The ruling Georgian Dream party offers the opposition new proposal to solve the political crisis that emerged following the former’s backtracking on its key promise to transfer Georgia to fully proportional electoral system from 2020 instead of 2024. Georgian Dream proposes tweaking existing mixed electoral system, that envisages decreasing the number of places reserved for majoritarian MPs from 73 to 50, while the number of lawmakers elected through proportional party-lists should increase from 77 to 100.
Parliament Speaker Archil Talakvadze told media following the fourth round meeting between ruling party and opposition today that their proposal is a “compromise,” that was reached within the party following difficult negotiations. Haling the mixed electoral system as “democratic and balanced,” Talakvadze stated that “the compromise” should be adopted not only for 2020, but the future parliamentary polls as well.
Talakvadze’s words mark U-turn in the ruling party’s position, that enshrined transition to fully proportional polls from 2024 in the Constitution.
Speaker Talakvadze further noted that “fully proportional electoral system is the source of instability even in those countries … [such as] Germany, Latvia, Spain, Belgium and other highly developed states.” Talakvadze also brought an example of Israel, where in his words, “government formation is delayed due to transfer to [fully] proportional [electoral] system.”
“Taking into account the conditions [existing] in our country, the level of political polarization and the lack of tradition to find consensus [in Georgia],transferring to fully proportional polls [will be] accompanied with the risks of government crisis and destabilization of the country,” he noted, further adding that “for a type of country like [Georgia] mixed system is the best model.”
Speaker Talakvadze called on Georgian political spectrum to actively involve in the discussions, so that “to finish political turmoil about the issue” and to find consensus together with the international partners’ active involvement.

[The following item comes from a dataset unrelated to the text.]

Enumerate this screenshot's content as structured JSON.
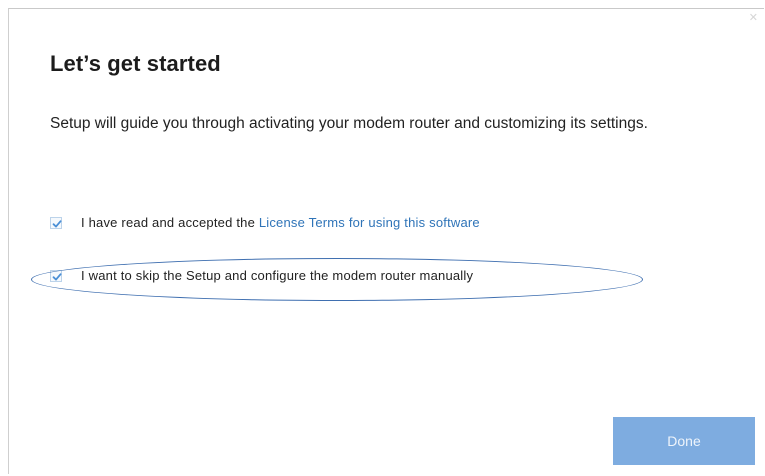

This post is also available in: ქართული (Georgian) Русский (Russian)